If you haven't seen already, our blog has a lot of cool and new stuff this week.

We first dove into the world of proxyware on Tuesday (aka internet-sharing applications). Attackers are hiding in this newly popular software to steal users' bandwidth and money, while spreading malware along the way. This is a perfect case to show how willing users are to trade away some of their privacy and security for literally a few cents a day.

In another first, we got our hands on the leaked Conti ransomware playbook and translated it to English. Read our blog post and the full translation for some awesome insight into how this ransomware-as-a-service group operates.

Translated: Talos' insights from the recently leaked Conti ransomware playbook











By Caitlin Huey, David Liebenberg, Azim Khodjibaev, and Dmytro Korzhevin.

Executive summary


Cisco Talos recently became aware of a leaked playbook that has been attributed to the ransomware-as-a-service (RaaS) group Conti. Talos has a team of dedicated, native-level speakers that translated these documents in their entirety into English. We also translated a Cobalt Strike manual that the authors referenced while creating their playbook.

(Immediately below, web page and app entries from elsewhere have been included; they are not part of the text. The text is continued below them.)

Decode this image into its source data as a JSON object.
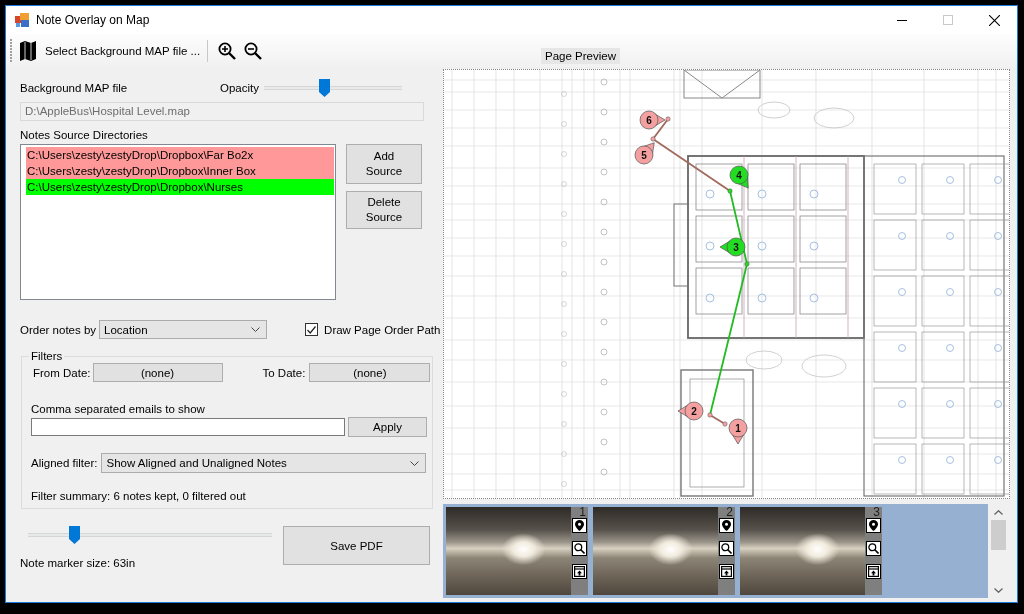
{
  "window": {
    "title": "Note Overlay on Map",
    "maximize_disabled": true
  },
  "toolbar": {
    "select_map_button": "Select Background MAP file ...",
    "page_preview": "Page Preview"
  },
  "map_file": {
    "label": "Background MAP file",
    "path": "D:\\AppleBus\\Hospital Level.map",
    "disabled": true
  },
  "opacity": {
    "label": "Opacity",
    "level": 0.44
  },
  "sources": {
    "label": "Notes Source Directories",
    "items": [
      {
        "path": "C:\\Users\\zesty\\zestyDrop\\Dropbox\\Far Bo2x",
        "color": "#ff9999"
      },
      {
        "path": "C:\\Users\\zesty\\zestyDrop\\Dropbox\\Inner Box",
        "color": "#ff9999"
      },
      {
        "path": "C:\\Users\\zesty\\zestyDrop\\Dropbox\\Nurses",
        "color": "#00ff00"
      }
    ],
    "buttons": [
      "Add Source",
      "Delete Source"
    ]
  },
  "order": {
    "label": "Order notes by",
    "value": "Location"
  },
  "draw_path": {
    "label": "Draw Page Order Path",
    "checked": true
  },
  "filters": {
    "title": "Filters",
    "from_date": {
      "label": "From Date:",
      "value": "(none)"
    },
    "to_date": {
      "label": "To Date:",
      "value": "(none)"
    },
    "emails_label": "Comma separated emails to show",
    "apply_button": "Apply",
    "aligned": {
      "label": "Aligned filter:",
      "value": "Show Aligned and Unaligned Notes"
    },
    "summary": "Filter summary: 6 notes kept, 0 filtered out"
  },
  "marker_size": {
    "level": 0.19,
    "label": "Note marker size: 63in"
  },
  "save_button": "Save PDF",
  "map": {
    "notes": [
      {
        "number": "1",
        "color": "#f4a0a0"
      },
      {
        "number": "2",
        "color": "#f4a0a0"
      },
      {
        "number": "3",
        "color": "#22dd22"
      },
      {
        "number": "4",
        "color": "#22dd22"
      },
      {
        "number": "5",
        "color": "#f4a0a0"
      },
      {
        "number": "6",
        "color": "#f4a0a0"
      }
    ],
    "path_segments": [
      {
        "color": "#a06a5e"
      },
      {
        "color": "#22bb22"
      },
      {
        "color": "#22bb22"
      },
      {
        "color": "#a06a5e"
      },
      {
        "color": "#a06a5e"
      }
    ]
  },
  "thumbnails": [
    {
      "number": "1"
    },
    {
      "number": "2"
    },
    {
      "number": "3"
    }
  ]
}
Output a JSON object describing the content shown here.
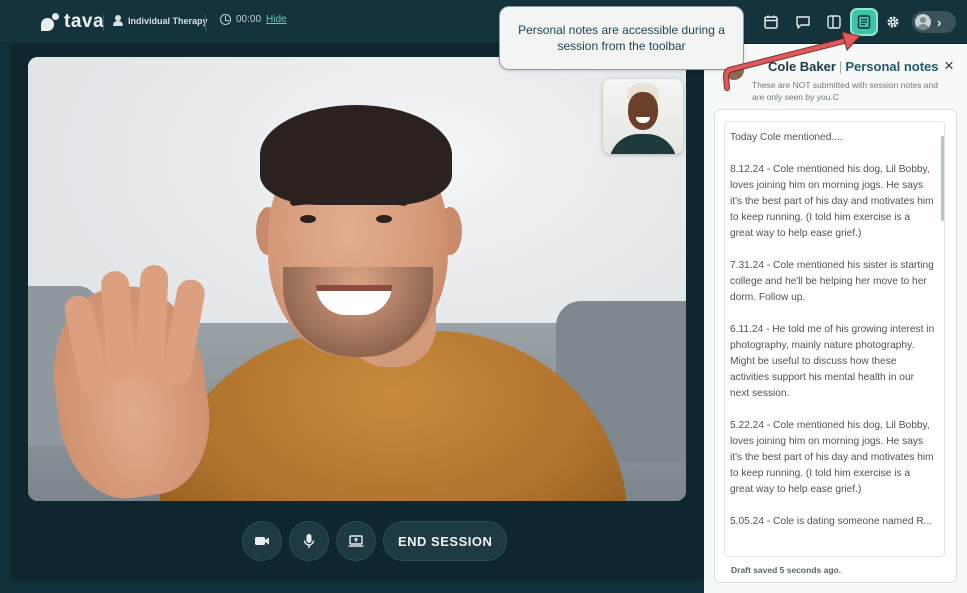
{
  "brand": {
    "name": "tava"
  },
  "session": {
    "type_label": "Individual Therapy",
    "timer": "00:00",
    "hide_label": "Hide"
  },
  "toolbar": {
    "tools": [
      {
        "name": "calendar-icon"
      },
      {
        "name": "chat-icon"
      },
      {
        "name": "sidebar-icon"
      },
      {
        "name": "notes-icon",
        "active": true
      },
      {
        "name": "gear-icon"
      }
    ],
    "profile_chevron": "›"
  },
  "callout": {
    "text": "Personal notes are accessible during a session from the toolbar"
  },
  "controls": {
    "end_session_label": "END SESSION"
  },
  "notes_panel": {
    "client_name": "Cole Baker",
    "divider": "|",
    "title": "Personal notes",
    "subtitle": "These are NOT submitted with session notes and are only seen by you.C",
    "close_glyph": "×",
    "entries": [
      "Today Cole mentioned....",
      "8.12.24 - Cole mentioned his dog, Lil Bobby, loves joining him on morning jogs. He says it's the best part of his day and motivates him to keep running. (I told him exercise is a great way to help ease grief.)",
      "7.31.24 - Cole mentioned his sister is starting college and he'll be helping her move to her dorm. Follow up.",
      "6.11.24 - He told me of his growing interest in photography, mainly nature photography. Might be useful to discuss how these activities support his mental health in our next session.",
      "5.22.24 - Cole mentioned his dog, Lil Bobby, loves joining him on morning jogs. He says it's the best part of his day and motivates him to keep running. (I told him exercise is a great way to help ease grief.)",
      "5.05.24 - Cole is dating someone named R..."
    ],
    "draft_status": "Draft saved 5 seconds ago."
  },
  "colors": {
    "accent": "#3ec3a6",
    "topbar": "#14333c",
    "stage": "#0e262d",
    "callout_arrow": "#e05a5a"
  }
}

These documents, written mostly in Cyrillic, were allegedly released by an affiliate upset with Conti. We believe that this translation is an extremely important contribution to the community, as machine-translated efforts have missed some interesting insights and led to some garbled passages.

Notably, the LockBit operator we interviewed warned us that something like this would take place. They stated that in a ransomware cartel, "Someone will sell them out from the inside," which is allegedly what took place in this case. The LockBit operator also told us that ransomware actors use various channels on the messaging app Telegram to stay on top of the latest exploits and attack trends. A look into a list of Telegram channels deemed interesting by the playbook authors shows numerous channels that were potentially leveraged for this exact use.

Talos' main takeaway from this playbook is that operators of all skill levels are involved with Conti. Some adversaries who are very new to the malware scene could follow this playbook to compromise a major, enterprise network with relatively little experience. At the end of this post, we've attached a full English translation of the documents.